Most Americans don’t get enough sleep. Likely, you’re not either.
Any number of things could be limiting your ability to get a good night’s shut-eye, which is defined by the American Academy of Sleep Medicine (AASM) as at least seven hours per night.
You need “enough” sleep for several reasons. It truly is a pillar of good health. Insufficient sleep can contribute to the risk for many chronic illnesses, including:
- Cardiovascular disease
- High blood pressure
- Mental distress
Poor sleep can also affect mood, learning, relationships, memory, and thinking.
If you’re struggling with falling or staying asleep and believe it could be contributing to your health challenges, journaling may help.
Having a million thoughts running through your head is a common cause of poor sleep. What do you have to do tomorrow, what you could have done differently today, and plans for the future can all swirl in your brain as you try to fall asleep.

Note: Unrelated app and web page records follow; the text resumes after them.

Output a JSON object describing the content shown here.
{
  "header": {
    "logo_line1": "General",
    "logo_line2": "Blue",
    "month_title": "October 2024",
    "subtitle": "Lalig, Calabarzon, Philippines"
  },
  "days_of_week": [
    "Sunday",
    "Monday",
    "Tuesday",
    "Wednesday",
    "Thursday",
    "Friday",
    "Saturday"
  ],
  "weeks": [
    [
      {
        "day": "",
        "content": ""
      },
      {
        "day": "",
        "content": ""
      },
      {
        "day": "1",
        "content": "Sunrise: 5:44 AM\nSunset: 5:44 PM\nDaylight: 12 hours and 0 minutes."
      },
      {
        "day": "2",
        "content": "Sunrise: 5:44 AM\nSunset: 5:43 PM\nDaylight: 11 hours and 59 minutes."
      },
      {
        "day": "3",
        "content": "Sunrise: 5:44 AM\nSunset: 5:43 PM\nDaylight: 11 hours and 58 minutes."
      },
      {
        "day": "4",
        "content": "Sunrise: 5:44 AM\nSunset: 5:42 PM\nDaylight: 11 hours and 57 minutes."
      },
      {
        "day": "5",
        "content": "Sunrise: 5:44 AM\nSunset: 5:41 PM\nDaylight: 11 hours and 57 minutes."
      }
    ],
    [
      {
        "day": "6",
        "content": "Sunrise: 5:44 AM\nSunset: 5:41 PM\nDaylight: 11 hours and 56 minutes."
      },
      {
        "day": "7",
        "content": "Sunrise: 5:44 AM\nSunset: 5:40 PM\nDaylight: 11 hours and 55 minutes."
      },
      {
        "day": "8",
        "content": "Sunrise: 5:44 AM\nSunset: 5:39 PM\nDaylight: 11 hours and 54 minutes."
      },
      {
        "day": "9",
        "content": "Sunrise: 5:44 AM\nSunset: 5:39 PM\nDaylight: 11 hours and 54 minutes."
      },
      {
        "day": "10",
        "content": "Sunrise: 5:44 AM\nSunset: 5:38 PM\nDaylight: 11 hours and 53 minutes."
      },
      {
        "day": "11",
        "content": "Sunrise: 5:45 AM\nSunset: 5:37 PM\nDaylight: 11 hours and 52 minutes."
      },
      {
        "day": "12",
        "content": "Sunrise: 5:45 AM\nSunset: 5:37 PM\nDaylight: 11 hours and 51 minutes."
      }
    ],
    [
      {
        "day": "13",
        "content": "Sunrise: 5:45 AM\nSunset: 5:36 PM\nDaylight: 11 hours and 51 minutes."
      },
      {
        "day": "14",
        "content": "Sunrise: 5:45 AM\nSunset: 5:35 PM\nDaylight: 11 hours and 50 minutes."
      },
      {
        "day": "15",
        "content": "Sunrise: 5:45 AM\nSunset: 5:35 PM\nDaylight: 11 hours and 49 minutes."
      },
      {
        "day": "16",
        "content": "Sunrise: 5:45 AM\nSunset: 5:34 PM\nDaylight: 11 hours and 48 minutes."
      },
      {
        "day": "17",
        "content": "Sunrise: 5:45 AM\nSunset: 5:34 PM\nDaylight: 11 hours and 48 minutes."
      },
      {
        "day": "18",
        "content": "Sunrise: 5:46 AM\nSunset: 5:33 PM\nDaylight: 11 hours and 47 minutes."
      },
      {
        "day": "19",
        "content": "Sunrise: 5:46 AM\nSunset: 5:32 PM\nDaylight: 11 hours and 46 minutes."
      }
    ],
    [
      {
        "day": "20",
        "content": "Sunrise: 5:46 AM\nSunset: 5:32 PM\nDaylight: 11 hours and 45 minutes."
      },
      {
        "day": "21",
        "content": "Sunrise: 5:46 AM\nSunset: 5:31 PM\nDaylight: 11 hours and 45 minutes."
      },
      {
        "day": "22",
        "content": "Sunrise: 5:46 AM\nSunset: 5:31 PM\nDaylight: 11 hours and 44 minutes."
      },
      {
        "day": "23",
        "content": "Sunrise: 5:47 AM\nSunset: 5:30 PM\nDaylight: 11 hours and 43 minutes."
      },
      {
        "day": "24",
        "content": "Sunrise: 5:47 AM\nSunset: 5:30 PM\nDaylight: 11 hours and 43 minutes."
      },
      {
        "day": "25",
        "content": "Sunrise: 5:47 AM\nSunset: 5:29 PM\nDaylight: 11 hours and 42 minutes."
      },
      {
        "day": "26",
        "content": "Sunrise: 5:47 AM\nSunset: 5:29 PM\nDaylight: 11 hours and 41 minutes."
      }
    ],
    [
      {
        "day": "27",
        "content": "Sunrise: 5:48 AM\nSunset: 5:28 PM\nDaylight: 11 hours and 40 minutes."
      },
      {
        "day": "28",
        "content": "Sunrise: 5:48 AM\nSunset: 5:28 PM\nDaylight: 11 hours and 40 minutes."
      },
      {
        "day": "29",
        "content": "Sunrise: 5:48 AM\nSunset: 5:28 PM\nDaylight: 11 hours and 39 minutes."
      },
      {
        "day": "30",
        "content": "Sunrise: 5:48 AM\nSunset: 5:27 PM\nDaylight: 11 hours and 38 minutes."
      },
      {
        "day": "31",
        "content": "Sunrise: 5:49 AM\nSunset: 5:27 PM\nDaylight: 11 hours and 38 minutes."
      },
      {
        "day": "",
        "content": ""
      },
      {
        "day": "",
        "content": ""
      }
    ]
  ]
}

Research has shown that taking some time to write those thoughts down to come up with a to-do list can help ease the mind and promote better sleep.
A 2017 study published in the Journal of Experimental Psychology found that taking just five minutes to journal near bedtime led to significantly better sleep.
Besides journaling, it’s wise to pay attention to anything you might be doing to limit sleep. A recent survey by the AASM found that the following activities are major factors in people’s sleep struggles:
- Drinking alcohol close to/after bedtime
- Binge-watching television/streaming series
- Watching sports
Before journaling, it’s likely worthwhile to spend some time doing relaxing and rather dull activities. This could involve a bath or something else relaxing (that does not involve a bright screen) to signal to your body that sleep is coming.
Following that, spend five- or ten-minutes journaling to ease your mind and promote a longer, deeper sleep.